Can You Tell Me Why Our 13 Year Old Daughter Would Choose to Live with Him (the Alcoholic) After I Left Him for Threatening to Kill Her Brother?
I have been married to an alcoholic for 14 years. I recently left him after he threatened to kill our 8 year old son while I was at work. I had to move in with my parents in another state. I had not been prepared to leave him.
She cried and was unable to concentrate in her new school. She is an honor roll student, top of her class. He said he had changed, that he didn't want to lose his family to alcohol, that we were more important. He told her she belonged in the town we left, with her friends, and the schools band program. She wanted to go back.
She said she missed her Dad. This is the man who paid little attention to her, was not involved in her school activities, did not support her emotionally and who threatened to kill her if I didn't make her stop crying when she was a baby. He would stumble and fall asleep all over the house many a nights.
Due to her crying and my fear of her getting depressed or running away and not being able to adjust to the new home life and school in a healthy way ... I let her go back.
Well, as you may guess he started drinking again. He told me himself and she failed to inform me when it actually started back up. She seems to cover up for him and would do anything to protect him. He said I wasn't coming back to him with the other two kids so he may as well drink. He changed his game.
He waits until late at night to drink after she is in bed or he is done running her to school activities. He is more involved from what has been said. She says she is happy and likes living with him. Could this be true? How could she want to be with the man who was so unkind to her, her brother and sister and myself, her mom, the one who took care of her?
I recognize my own desire to go back to him and struggle with my addiction to an unhealthy, unfulfilling relationship. I love him and want to be with him, yet know I can never be happy nor have my own needs met by this alcoholic. Plus the uncertainty of our sons safety while around him. I clearly see I am codependent. It is all I can do to keep my
feet firmly planted away from this man.
Could she at 13 already be codependent? Even if he is not getting drunk in her presence could this effect her and what are some examples of how the affects could show up in her behavior? I want to believe she is stronger than I and can handle it. Thank you!
It's a very difficult situation you face. Unfortunately children are the biggest losers when it comes to there being alcoholism prevalent in a family, and that can play out in all sorts of different ways.
Perhaps on one level your daughter now sees it as her role to become her father's caretaker - protect him and be there for him, since you no longer are. And with alcoholics being notoriously manipulative, he probably plays on that and enforces the image of him being the victim in all this.
So to answer you question, yes, young children can also show codependent tendencies
, just as any adult would. And added to that they haven't yet developed the emotional maturity (you could say the same for many adults), to know how to deal with what's going on in a healthy and effective manner.
Don't doubt yourself for leaving your husband, because clearly with the kind of emotional abuse that was part of your marriage, it was an extremely unhealthy environment for you and the kids.

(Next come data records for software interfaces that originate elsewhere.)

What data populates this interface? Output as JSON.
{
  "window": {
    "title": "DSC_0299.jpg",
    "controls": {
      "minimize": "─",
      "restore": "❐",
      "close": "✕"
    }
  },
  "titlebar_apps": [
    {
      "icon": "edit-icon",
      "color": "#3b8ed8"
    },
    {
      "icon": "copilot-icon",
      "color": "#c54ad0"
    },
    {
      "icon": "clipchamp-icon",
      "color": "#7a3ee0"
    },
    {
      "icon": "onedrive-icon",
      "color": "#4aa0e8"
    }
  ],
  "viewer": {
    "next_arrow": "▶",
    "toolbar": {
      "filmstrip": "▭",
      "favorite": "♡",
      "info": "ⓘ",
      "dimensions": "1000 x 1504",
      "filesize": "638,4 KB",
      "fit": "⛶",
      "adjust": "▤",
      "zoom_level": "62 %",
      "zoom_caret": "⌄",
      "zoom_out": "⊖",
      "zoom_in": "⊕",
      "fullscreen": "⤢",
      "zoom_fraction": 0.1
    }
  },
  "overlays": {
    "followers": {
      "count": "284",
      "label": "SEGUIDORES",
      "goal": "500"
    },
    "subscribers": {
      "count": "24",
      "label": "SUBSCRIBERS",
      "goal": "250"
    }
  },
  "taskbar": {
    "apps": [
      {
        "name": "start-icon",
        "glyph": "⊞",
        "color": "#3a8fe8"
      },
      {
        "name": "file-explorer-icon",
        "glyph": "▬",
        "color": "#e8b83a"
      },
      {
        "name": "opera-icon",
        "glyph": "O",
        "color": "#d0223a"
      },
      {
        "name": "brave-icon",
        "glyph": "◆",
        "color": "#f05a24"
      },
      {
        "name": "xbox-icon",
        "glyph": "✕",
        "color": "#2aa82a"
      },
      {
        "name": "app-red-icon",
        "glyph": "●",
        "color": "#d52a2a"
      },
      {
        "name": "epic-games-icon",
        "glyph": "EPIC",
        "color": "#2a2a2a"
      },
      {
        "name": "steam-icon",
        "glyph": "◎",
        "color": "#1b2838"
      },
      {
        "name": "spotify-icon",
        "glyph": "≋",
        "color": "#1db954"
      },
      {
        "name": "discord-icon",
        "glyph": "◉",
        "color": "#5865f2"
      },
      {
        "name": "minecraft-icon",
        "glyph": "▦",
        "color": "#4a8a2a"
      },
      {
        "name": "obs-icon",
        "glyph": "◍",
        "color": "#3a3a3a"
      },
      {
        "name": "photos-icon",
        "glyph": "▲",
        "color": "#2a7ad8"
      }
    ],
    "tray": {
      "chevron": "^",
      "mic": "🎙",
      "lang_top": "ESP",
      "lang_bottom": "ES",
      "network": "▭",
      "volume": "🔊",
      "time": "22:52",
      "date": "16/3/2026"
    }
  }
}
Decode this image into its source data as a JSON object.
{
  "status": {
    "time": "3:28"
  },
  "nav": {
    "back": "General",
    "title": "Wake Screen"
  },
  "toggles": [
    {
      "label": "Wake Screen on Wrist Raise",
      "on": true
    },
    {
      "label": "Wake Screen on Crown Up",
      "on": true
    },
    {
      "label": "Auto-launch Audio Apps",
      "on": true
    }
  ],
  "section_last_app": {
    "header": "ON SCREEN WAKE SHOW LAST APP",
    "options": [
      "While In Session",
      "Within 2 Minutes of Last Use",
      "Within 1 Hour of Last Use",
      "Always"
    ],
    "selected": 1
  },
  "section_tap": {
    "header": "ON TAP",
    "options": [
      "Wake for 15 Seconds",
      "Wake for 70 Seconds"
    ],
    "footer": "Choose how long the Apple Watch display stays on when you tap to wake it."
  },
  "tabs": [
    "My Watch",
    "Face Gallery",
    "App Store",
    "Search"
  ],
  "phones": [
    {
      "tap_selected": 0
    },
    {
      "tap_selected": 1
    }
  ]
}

So you need to focus on getting on your own feet again and getting to the point where you can provide the kind of home environment where you and the children are safe and happy in.
Your daughter has made her decision for now, so on one level you need to respect that. Trying to turn her against her father would in all likelihood cause more damage than good. But at the same time, her living with his alcoholism does present a number of risks and won't be good for her in the long-run.
So you need to then make the decision as to whether you want to formalise the end of your relationship by getting a divorce, and then custody etc. can be decided on so that your kids are brought up in an environment that will be best for them.
Also don't be afraid to talk to your daughter - try and understand her thinking. It's important that she still feels she can talk to you about anything and that she knows you'll be there for her no matter what.
Best of Luck.